- **TASK TO CARRY OUT**:
The answer must consist of every line from the entries below that contains the word "HighScore".

- **EXERCISE MATERIAL**:

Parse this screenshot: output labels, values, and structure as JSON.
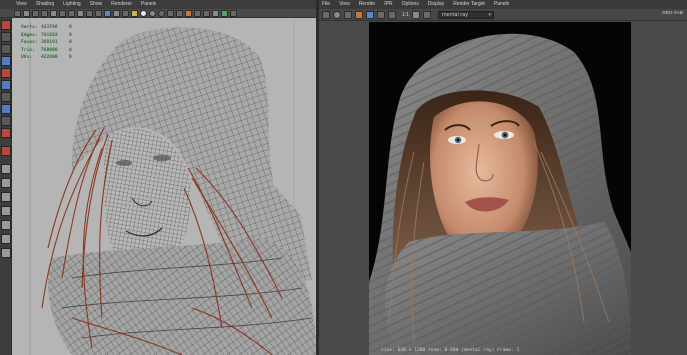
{
  "left_panel": {
    "menu": [
      "View",
      "Shading",
      "Lighting",
      "Show",
      "Renderer",
      "Panels"
    ],
    "hud": [
      {
        "label": "Verts:",
        "value": "423786",
        "count": "0"
      },
      {
        "label": "Edges:",
        "value": "781503",
        "count": "0"
      },
      {
        "label": "Faces:",
        "value": "368191",
        "count": "0"
      },
      {
        "label": "Tris:",
        "value": "768090",
        "count": "0"
      },
      {
        "label": "UVs:",
        "value": "422890",
        "count": "0"
      }
    ]
  },
  "render_view": {
    "menu": [
      "File",
      "View",
      "Render",
      "IPR",
      "Options",
      "Display",
      "Render Target",
      "Panels"
    ],
    "ratio": "1:1",
    "renderer": "mental ray",
    "side_info": "RBG 0AB",
    "status": "size: 638 x 1280  zoom: 0.600     (mental ray)  Frame: 1"
  },
  "colors": {
    "ui_dark": "#3c3c3c",
    "viewport_bg": "#b5b5b5",
    "render_bg": "#050505",
    "hud_text": "#2f6b3a",
    "hair_red": "#8a2a14"
  },
  "icons": {
    "select": "select-arrow-icon",
    "render": "render-clapper-icon",
    "ipr": "ipr-render-icon",
    "snapshot": "snapshot-icon"
  }
}
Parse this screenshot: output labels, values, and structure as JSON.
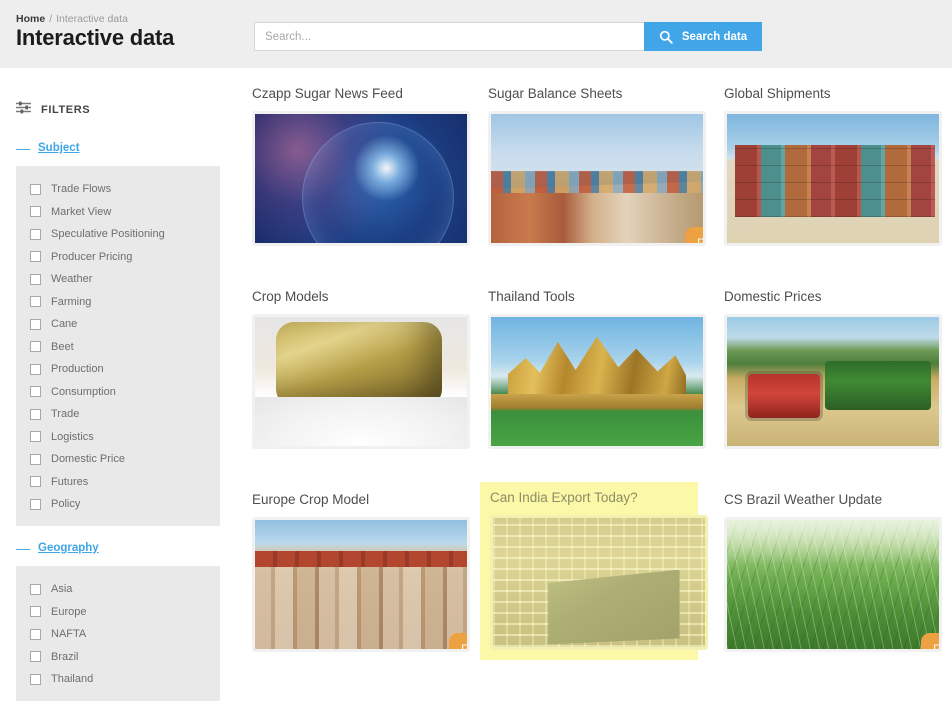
{
  "header": {
    "breadcrumb": {
      "home": "Home",
      "separator": "/",
      "current": "Interactive data"
    },
    "title": "Interactive data",
    "search": {
      "placeholder": "Search...",
      "value": "",
      "button_label": "Search data"
    },
    "accent_color": "#41a6e8",
    "background_color": "#eeeeee"
  },
  "sidebar": {
    "filters_label": "FILTERS",
    "groups": [
      {
        "name": "Subject",
        "collapse_symbol": "—",
        "expanded": true,
        "options": [
          {
            "label": "Trade Flows",
            "checked": false
          },
          {
            "label": "Market View",
            "checked": false
          },
          {
            "label": "Speculative Positioning",
            "checked": false
          },
          {
            "label": "Producer Pricing",
            "checked": false
          },
          {
            "label": "Weather",
            "checked": false
          },
          {
            "label": "Farming",
            "checked": false
          },
          {
            "label": "Cane",
            "checked": false
          },
          {
            "label": "Beet",
            "checked": false
          },
          {
            "label": "Production",
            "checked": false
          },
          {
            "label": "Consumption",
            "checked": false
          },
          {
            "label": "Trade",
            "checked": false
          },
          {
            "label": "Logistics",
            "checked": false
          },
          {
            "label": "Domestic Price",
            "checked": false
          },
          {
            "label": "Futures",
            "checked": false
          },
          {
            "label": "Policy",
            "checked": false
          }
        ]
      },
      {
        "name": "Geography",
        "collapse_symbol": "—",
        "expanded": true,
        "options": [
          {
            "label": "Asia",
            "checked": false
          },
          {
            "label": "Europe",
            "checked": false
          },
          {
            "label": "NAFTA",
            "checked": false
          },
          {
            "label": "Brazil",
            "checked": false
          },
          {
            "label": "Thailand",
            "checked": false
          }
        ]
      }
    ]
  },
  "grid": {
    "badge_label": "P",
    "badge_color": "#eda140",
    "highlight_color": "#fbf8a8",
    "cards": [
      {
        "title": "Czapp Sugar News Feed",
        "image": "globe-network-photo",
        "badge": false,
        "highlighted": false
      },
      {
        "title": "Sugar Balance Sheets",
        "image": "container-ship-ocean-photo",
        "badge": true,
        "highlighted": false
      },
      {
        "title": "Global Shipments",
        "image": "stacked-shipping-containers-photo",
        "badge": false,
        "highlighted": false
      },
      {
        "title": "Crop Models",
        "image": "sugar-cane-cut-photo",
        "badge": false,
        "highlighted": false
      },
      {
        "title": "Thailand Tools",
        "image": "thai-temple-photo",
        "badge": false,
        "highlighted": false
      },
      {
        "title": "Domestic Prices",
        "image": "cane-harvester-tractor-photo",
        "badge": false,
        "highlighted": false
      },
      {
        "title": "Europe Crop Model",
        "image": "european-town-rooftops-photo",
        "badge": true,
        "highlighted": false
      },
      {
        "title": "Can India Export Today?",
        "image": "sugar-sacks-warehouse-photo",
        "badge": false,
        "highlighted": true
      },
      {
        "title": "CS Brazil Weather Update",
        "image": "sugarcane-field-closeup-photo",
        "badge": true,
        "highlighted": false
      }
    ]
  }
}
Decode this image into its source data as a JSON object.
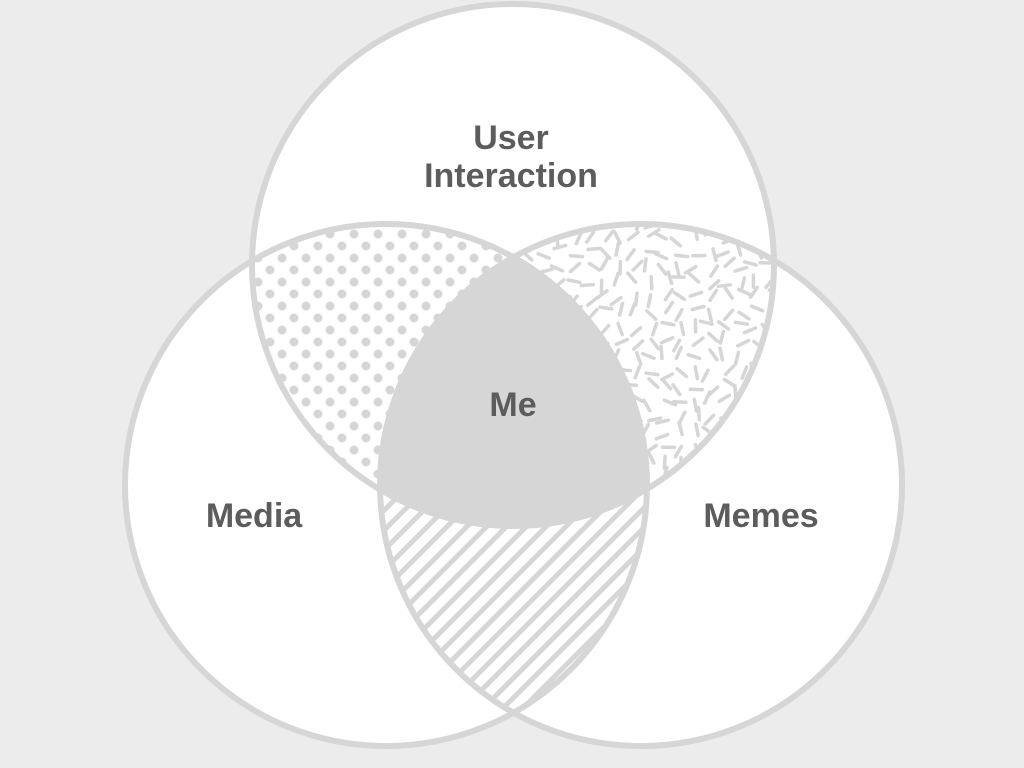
{
  "diagram": {
    "type": "venn-3",
    "sets": [
      {
        "key": "top",
        "label_lines": [
          "User",
          "Interaction"
        ]
      },
      {
        "key": "left",
        "label_lines": [
          "Media"
        ]
      },
      {
        "key": "right",
        "label_lines": [
          "Memes"
        ]
      }
    ],
    "center_label": "Me",
    "overlap_fills": {
      "top_left": "dots",
      "top_right": "dashes",
      "left_right": "diagonal-stripes",
      "all_three": "solid"
    }
  },
  "colors": {
    "background": "#ececec",
    "circle_fill": "#ffffff",
    "circle_stroke": "#d6d6d6",
    "pattern": "#d6d6d6",
    "center_fill": "#d6d6d6",
    "text": "#5c5c5c"
  }
}
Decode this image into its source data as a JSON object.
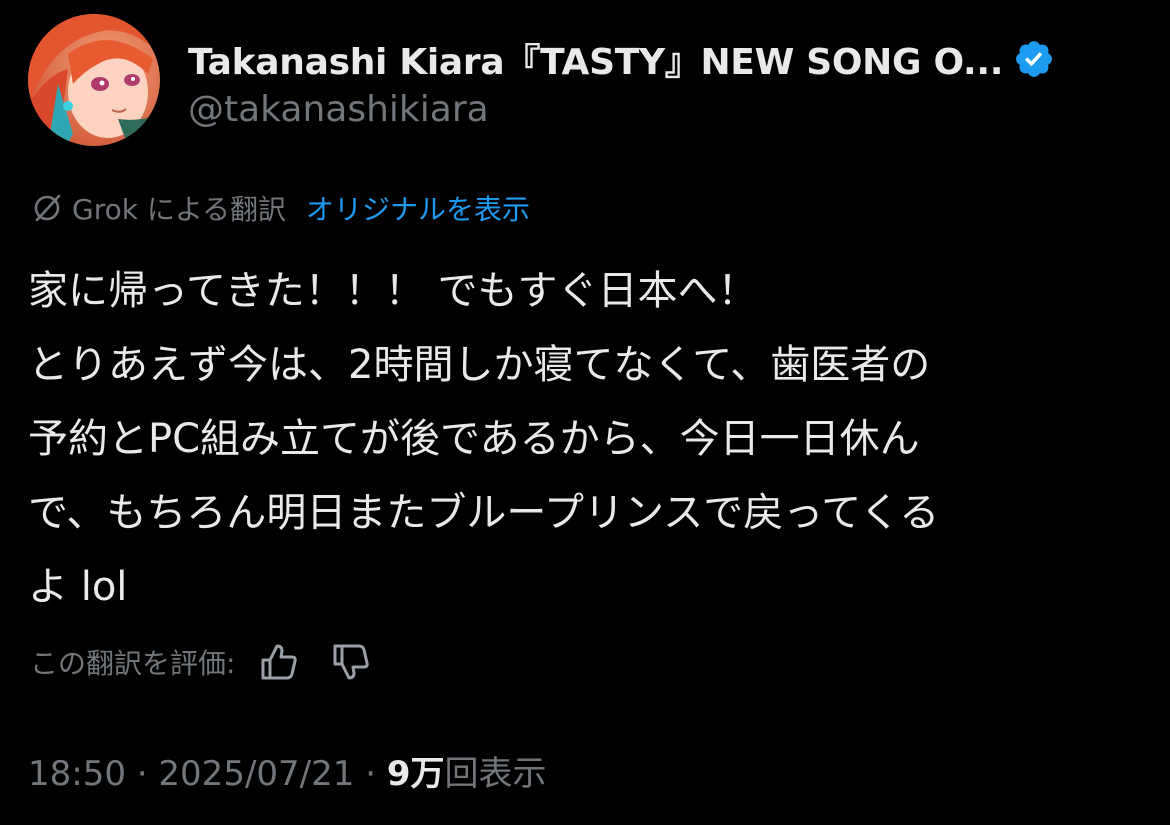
{
  "author": {
    "display_name": "Takanashi Kiara『TASTY』NEW SONG O...",
    "handle": "@takanashikiara",
    "verified": true
  },
  "translation": {
    "source_label": "Grok による翻訳",
    "show_original_label": "オリジナルを表示"
  },
  "tweet": {
    "lines": [
      "家に帰ってきた！！！ でもすぐ日本へ！",
      "とりあえず今は、2時間しか寝てなくて、歯医者の",
      "予約とPC組み立てが後であるから、今日一日休ん",
      "で、もちろん明日またブループリンスで戻ってくる",
      "よ lol"
    ]
  },
  "rate": {
    "label": "この翻訳を評価:"
  },
  "meta": {
    "time": "18:50",
    "separator": " · ",
    "date": "2025/07/21",
    "views_count": "9万",
    "views_label": "回表示"
  },
  "colors": {
    "background": "#000000",
    "text_primary": "#e7e9ea",
    "text_secondary": "#71767b",
    "accent": "#1d9bf0"
  }
}
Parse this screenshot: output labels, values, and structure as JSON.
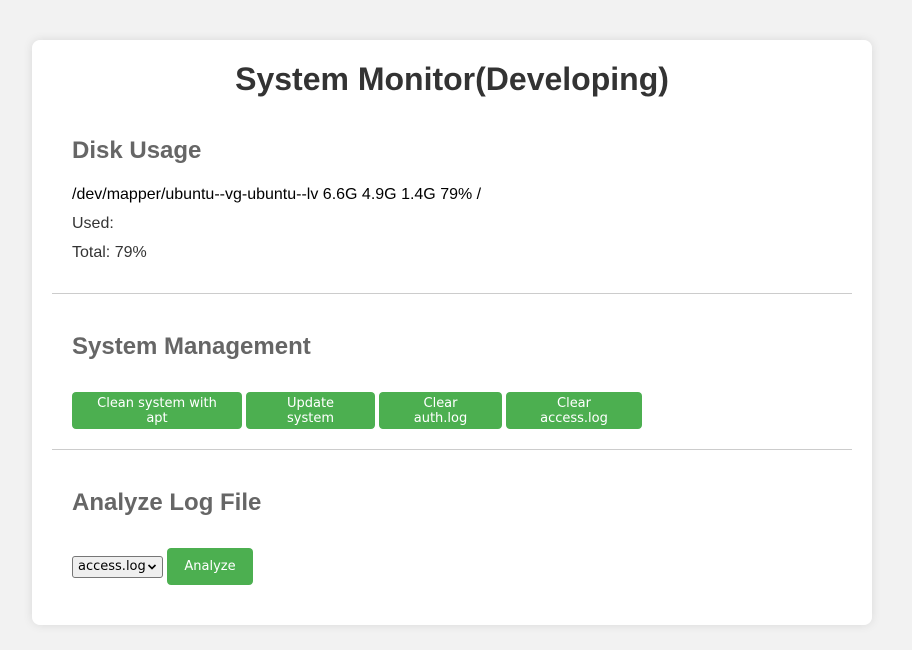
{
  "page": {
    "title": "System Monitor(Developing)"
  },
  "disk": {
    "heading": "Disk Usage",
    "device_line": "/dev/mapper/ubuntu--vg-ubuntu--lv 6.6G 4.9G 1.4G 79% /",
    "used_label": "Used:",
    "total_label": "Total: 79%"
  },
  "management": {
    "heading": "System Management",
    "buttons": [
      {
        "label": "Clean system with apt"
      },
      {
        "label": "Update system"
      },
      {
        "label": "Clear auth.log"
      },
      {
        "label": "Clear access.log"
      }
    ]
  },
  "analyze": {
    "heading": "Analyze Log File",
    "selected_log": "access.log",
    "button_label": "Analyze"
  },
  "colors": {
    "button_green": "#4caf50",
    "title_text": "#333333",
    "heading_text": "#666666",
    "background": "#f2f2f2"
  }
}
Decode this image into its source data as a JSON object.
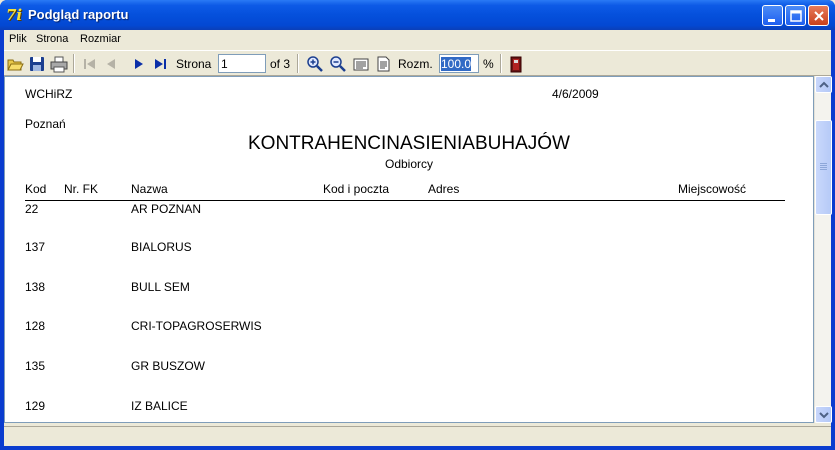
{
  "window": {
    "title": "Podgląd raportu"
  },
  "menu": [
    {
      "label": "Plik"
    },
    {
      "label": "Strona"
    },
    {
      "label": "Rozmiar"
    }
  ],
  "toolbar": {
    "page_label": "Strona",
    "page_value": "1",
    "page_of": "of 3",
    "zoom_label": "Rozm.",
    "zoom_value": "100.0",
    "zoom_unit": "%"
  },
  "report": {
    "org": "WCHiRZ",
    "date": "4/6/2009",
    "city": "Poznań",
    "title": "KONTRAHENCINASIENIABUHAJÓW",
    "subtitle": "Odbiorcy",
    "columns": [
      "Kod",
      "Nr. FK",
      "Nazwa",
      "Kod i poczta",
      "Adres",
      "Miejscowość"
    ],
    "rows": [
      {
        "kod": "22",
        "nazwa": "AR POZNAN"
      },
      {
        "kod": "137",
        "nazwa": "BIALORUS"
      },
      {
        "kod": "138",
        "nazwa": "BULL SEM"
      },
      {
        "kod": "128",
        "nazwa": "CRI-TOPAGROSERWIS"
      },
      {
        "kod": "135",
        "nazwa": "GR BUSZOW"
      },
      {
        "kod": "129",
        "nazwa": "IZ BALICE"
      }
    ]
  },
  "colors": {
    "titlebar": "#0550dc",
    "selection": "#316ac5"
  }
}
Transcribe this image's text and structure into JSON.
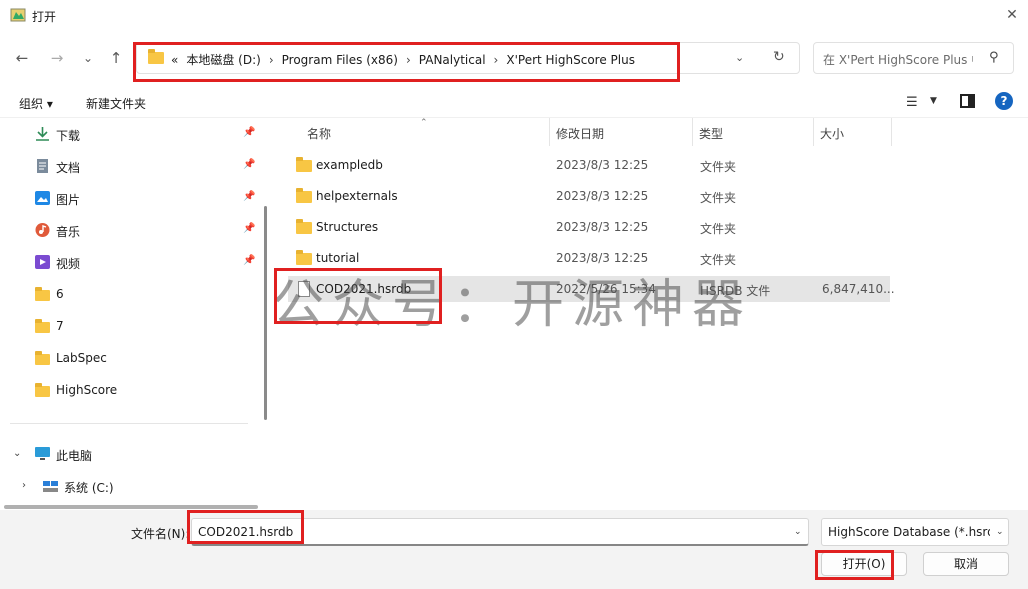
{
  "window": {
    "title": "打开",
    "close_glyph": "✕"
  },
  "nav": {
    "back_glyph": "←",
    "forward_glyph": "→",
    "recent_glyph": "⌄",
    "up_glyph": "↑",
    "breadcrumb_overflow": "«",
    "breadcrumbs": [
      "本地磁盘 (D:)",
      "Program Files (x86)",
      "PANalytical",
      "X'Pert HighScore Plus"
    ],
    "crumb_sep": "›",
    "refresh_glyph": "↻",
    "dropdown_glyph": "⌄"
  },
  "search": {
    "placeholder": "在 X'Pert HighScore Plus 中搜索",
    "icon_glyph": "⚲"
  },
  "toolbar": {
    "organize_label": "组织 ▾",
    "new_folder_label": "新建文件夹",
    "help_glyph": "?",
    "view_glyph": "☰",
    "view_dd_glyph": "▼"
  },
  "sidebar": {
    "pin_glyph": "📌",
    "quick_access": [
      {
        "label": "下载",
        "icon": "download-icon",
        "color": "#2e8b57"
      },
      {
        "label": "文档",
        "icon": "document-icon",
        "color": "#6b7b8c"
      },
      {
        "label": "图片",
        "icon": "picture-icon",
        "color": "#1e88e5"
      },
      {
        "label": "音乐",
        "icon": "music-icon",
        "color": "#e05a3a"
      },
      {
        "label": "视频",
        "icon": "video-icon",
        "color": "#7b4bd1"
      }
    ],
    "folders": [
      "6",
      "7",
      "LabSpec",
      "HighScore"
    ],
    "this_pc": {
      "label": "此电脑",
      "expander": "⌄"
    },
    "drive_c": {
      "label": "系统 (C:)",
      "expander": "›"
    }
  },
  "columns": {
    "name": "名称",
    "date": "修改日期",
    "type": "类型",
    "size": "大小",
    "sort_glyph": "⌃"
  },
  "files": [
    {
      "name": "exampledb",
      "date": "2023/8/3 12:25",
      "type": "文件夹",
      "size": "",
      "kind": "folder"
    },
    {
      "name": "helpexternals",
      "date": "2023/8/3 12:25",
      "type": "文件夹",
      "size": "",
      "kind": "folder"
    },
    {
      "name": "Structures",
      "date": "2023/8/3 12:25",
      "type": "文件夹",
      "size": "",
      "kind": "folder"
    },
    {
      "name": "tutorial",
      "date": "2023/8/3 12:25",
      "type": "文件夹",
      "size": "",
      "kind": "folder"
    },
    {
      "name": "COD2021.hsrdb",
      "date": "2022/5/26 15:34",
      "type": "HSRDB 文件",
      "size": "6,847,410...",
      "kind": "file",
      "selected": true
    }
  ],
  "watermark": "公众号：开源神器",
  "footer": {
    "filename_label": "文件名(N):",
    "filename_value": "COD2021.hsrdb",
    "filter_value": "HighScore Database (*.hsrdb)",
    "open_label": "打开(O)",
    "cancel_label": "取消",
    "dropdown_glyph": "⌄"
  },
  "colors": {
    "highlight": "#e02020",
    "folder": "#f8c644",
    "selected_row": "#e5e5e5",
    "help": "#1565c0"
  }
}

- **ANSWER TO THE PROBLEM**:
      "X'Pert HighScore Plus"
    "placeholder": "在 X'Pert HighScore Plus 中搜索",
      "HighScore"
    "filter_value": "HighScore Database (*.hsrdb)",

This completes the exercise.